The information age we live today has created a revolution in commerce, entertainment, and communication. The internet is helps us do a number of things whether it be help with homework, writing research papers or ordering merchandise online. Any society that increasingly relies on the use of digital information needs to ensure its citizens' private data is safe. The responsibility for personal information no longer belongs solely with the individual, but with all parties involved. If this message does not get through, and we aren't guaranteed our identities are safe, how likely are we to organize our lives or buy and sell online. Sadly, there are few people who take advantage of our information systems. They use their talents to vandalize a websites, hack into business files, or to steal identity. These "identity thieves" take your social security number or other valuable information; use it to open bank accounts, apply for credit cards, and to lease things such as apartments or automobiles. These actions can mar your credit.
because they use your personal information for their own personal gain without regard and in most cases without paying the bills that they create. .

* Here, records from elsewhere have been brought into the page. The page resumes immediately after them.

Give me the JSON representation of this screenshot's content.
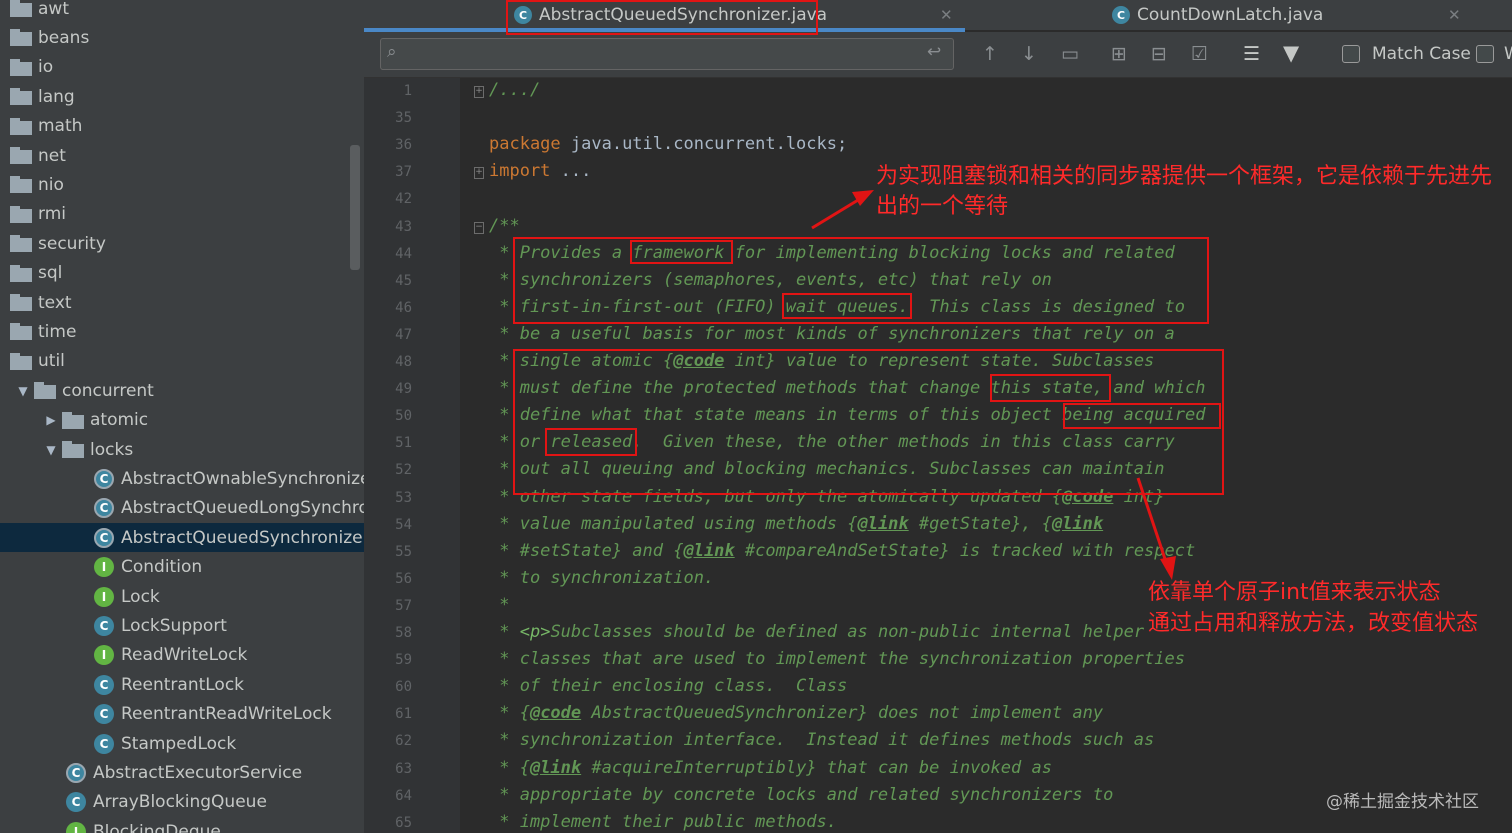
{
  "sidebar": {
    "items": [
      {
        "label": "awt",
        "kind": "folder",
        "indent": 0,
        "arrow": ""
      },
      {
        "label": "beans",
        "kind": "folder",
        "indent": 0,
        "arrow": ""
      },
      {
        "label": "io",
        "kind": "folder",
        "indent": 0,
        "arrow": ""
      },
      {
        "label": "lang",
        "kind": "folder",
        "indent": 0,
        "arrow": ""
      },
      {
        "label": "math",
        "kind": "folder",
        "indent": 0,
        "arrow": ""
      },
      {
        "label": "net",
        "kind": "folder",
        "indent": 0,
        "arrow": ""
      },
      {
        "label": "nio",
        "kind": "folder",
        "indent": 0,
        "arrow": ""
      },
      {
        "label": "rmi",
        "kind": "folder",
        "indent": 0,
        "arrow": ""
      },
      {
        "label": "security",
        "kind": "folder",
        "indent": 0,
        "arrow": ""
      },
      {
        "label": "sql",
        "kind": "folder",
        "indent": 0,
        "arrow": ""
      },
      {
        "label": "text",
        "kind": "folder",
        "indent": 0,
        "arrow": ""
      },
      {
        "label": "time",
        "kind": "folder",
        "indent": 0,
        "arrow": ""
      },
      {
        "label": "util",
        "kind": "folder",
        "indent": 0,
        "arrow": ""
      },
      {
        "label": "concurrent",
        "kind": "folder",
        "indent": 1,
        "arrow": "expanded"
      },
      {
        "label": "atomic",
        "kind": "folder",
        "indent": 2,
        "arrow": "collapsed"
      },
      {
        "label": "locks",
        "kind": "folder",
        "indent": 2,
        "arrow": "expanded"
      },
      {
        "label": "AbstractOwnableSynchronizer",
        "kind": "abstract-class",
        "indent": 3,
        "arrow": ""
      },
      {
        "label": "AbstractQueuedLongSynchronizer",
        "kind": "abstract-class",
        "indent": 3,
        "arrow": ""
      },
      {
        "label": "AbstractQueuedSynchronizer",
        "kind": "abstract-class",
        "indent": 3,
        "arrow": "",
        "selected": true
      },
      {
        "label": "Condition",
        "kind": "interface",
        "indent": 3,
        "arrow": ""
      },
      {
        "label": "Lock",
        "kind": "interface",
        "indent": 3,
        "arrow": ""
      },
      {
        "label": "LockSupport",
        "kind": "class",
        "indent": 3,
        "arrow": ""
      },
      {
        "label": "ReadWriteLock",
        "kind": "interface",
        "indent": 3,
        "arrow": ""
      },
      {
        "label": "ReentrantLock",
        "kind": "class",
        "indent": 3,
        "arrow": ""
      },
      {
        "label": "ReentrantReadWriteLock",
        "kind": "class",
        "indent": 3,
        "arrow": ""
      },
      {
        "label": "StampedLock",
        "kind": "class",
        "indent": 3,
        "arrow": ""
      },
      {
        "label": "AbstractExecutorService",
        "kind": "abstract-class",
        "indent": 2,
        "arrow": ""
      },
      {
        "label": "ArrayBlockingQueue",
        "kind": "class",
        "indent": 2,
        "arrow": ""
      },
      {
        "label": "BlockingDeque",
        "kind": "interface",
        "indent": 2,
        "arrow": ""
      }
    ]
  },
  "tabs": [
    {
      "label": "AbstractQueuedSynchronizer.java",
      "active": true
    },
    {
      "label": "CountDownLatch.java",
      "active": false
    }
  ],
  "findbar": {
    "search_value": "",
    "match_case_label": "Match Case",
    "words_label_partial": "W"
  },
  "lines": [
    {
      "n": "1",
      "text": "/.../",
      "fold": "+"
    },
    {
      "n": "35",
      "text": ""
    },
    {
      "n": "36",
      "text": "package java.util.concurrent.locks;"
    },
    {
      "n": "37",
      "text": "import ...",
      "fold": "+"
    },
    {
      "n": "42",
      "text": ""
    },
    {
      "n": "43",
      "text": "/**",
      "fold": "-"
    },
    {
      "n": "44",
      "text": " * Provides a framework for implementing blocking locks and related"
    },
    {
      "n": "45",
      "text": " * synchronizers (semaphores, events, etc) that rely on"
    },
    {
      "n": "46",
      "text": " * first-in-first-out (FIFO) wait queues.  This class is designed to"
    },
    {
      "n": "47",
      "text": " * be a useful basis for most kinds of synchronizers that rely on a"
    },
    {
      "n": "48",
      "text": " * single atomic {@code int} value to represent state. Subclasses"
    },
    {
      "n": "49",
      "text": " * must define the protected methods that change this state, and which"
    },
    {
      "n": "50",
      "text": " * define what that state means in terms of this object being acquired"
    },
    {
      "n": "51",
      "text": " * or released.  Given these, the other methods in this class carry"
    },
    {
      "n": "52",
      "text": " * out all queuing and blocking mechanics. Subclasses can maintain"
    },
    {
      "n": "53",
      "text": " * other state fields, but only the atomically updated {@code int}"
    },
    {
      "n": "54",
      "text": " * value manipulated using methods {@link #getState}, {@link"
    },
    {
      "n": "55",
      "text": " * #setState} and {@link #compareAndSetState} is tracked with respect"
    },
    {
      "n": "56",
      "text": " * to synchronization."
    },
    {
      "n": "57",
      "text": " *"
    },
    {
      "n": "58",
      "text": " * <p>Subclasses should be defined as non-public internal helper"
    },
    {
      "n": "59",
      "text": " * classes that are used to implement the synchronization properties"
    },
    {
      "n": "60",
      "text": " * of their enclosing class.  Class"
    },
    {
      "n": "61",
      "text": " * {@code AbstractQueuedSynchronizer} does not implement any"
    },
    {
      "n": "62",
      "text": " * synchronization interface.  Instead it defines methods such as"
    },
    {
      "n": "63",
      "text": " * {@link #acquireInterruptibly} that can be invoked as"
    },
    {
      "n": "64",
      "text": " * appropriate by concrete locks and related synchronizers to"
    },
    {
      "n": "65",
      "text": " * implement their public methods."
    }
  ],
  "annotations": {
    "top": "为实现阻塞锁和相关的同步器提供一个框架，它是依赖于先进先出的一个等待",
    "bottom_line1": "依靠单个原子int值来表示状态",
    "bottom_line2": "通过占用和释放方法，改变值状态"
  },
  "watermark": "@稀土掘金技术社区",
  "colors": {
    "editor_bg": "#2b2b2b",
    "panel_bg": "#3c3f41",
    "comment": "#629755",
    "keyword": "#cc7832",
    "annotation_red": "#e11414",
    "selection": "#0d293e"
  }
}
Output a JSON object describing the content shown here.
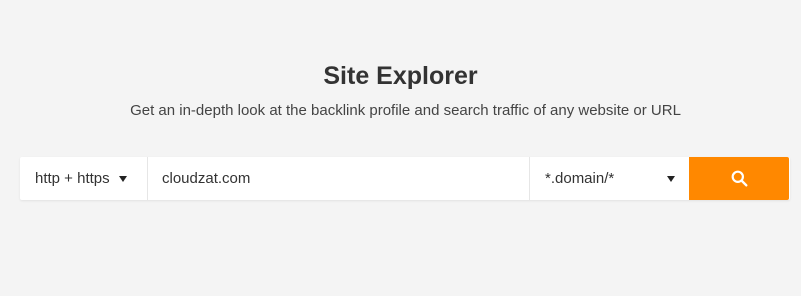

Credit card fraud is identity theft in its most simple and common form. It can be accomplished either through a scenario like someone digging through your garbage, or it can happen when your pre-approved credit card offers fall into the wrong hands. All a person has to do is get these out of your mailbox or trash can and mail them in with a change of address request and start spending. To steal someone's identity no longer requires forged birth certificates or smudged photographs in driver's licenses but a minimum of technical knowledge. So the warnings may be well justified. Someone can even apply for a credit card in your name if they have the right information. You won't know a thing about it until the credit card company tracks you down and demands payment for the purchases you have a racked up.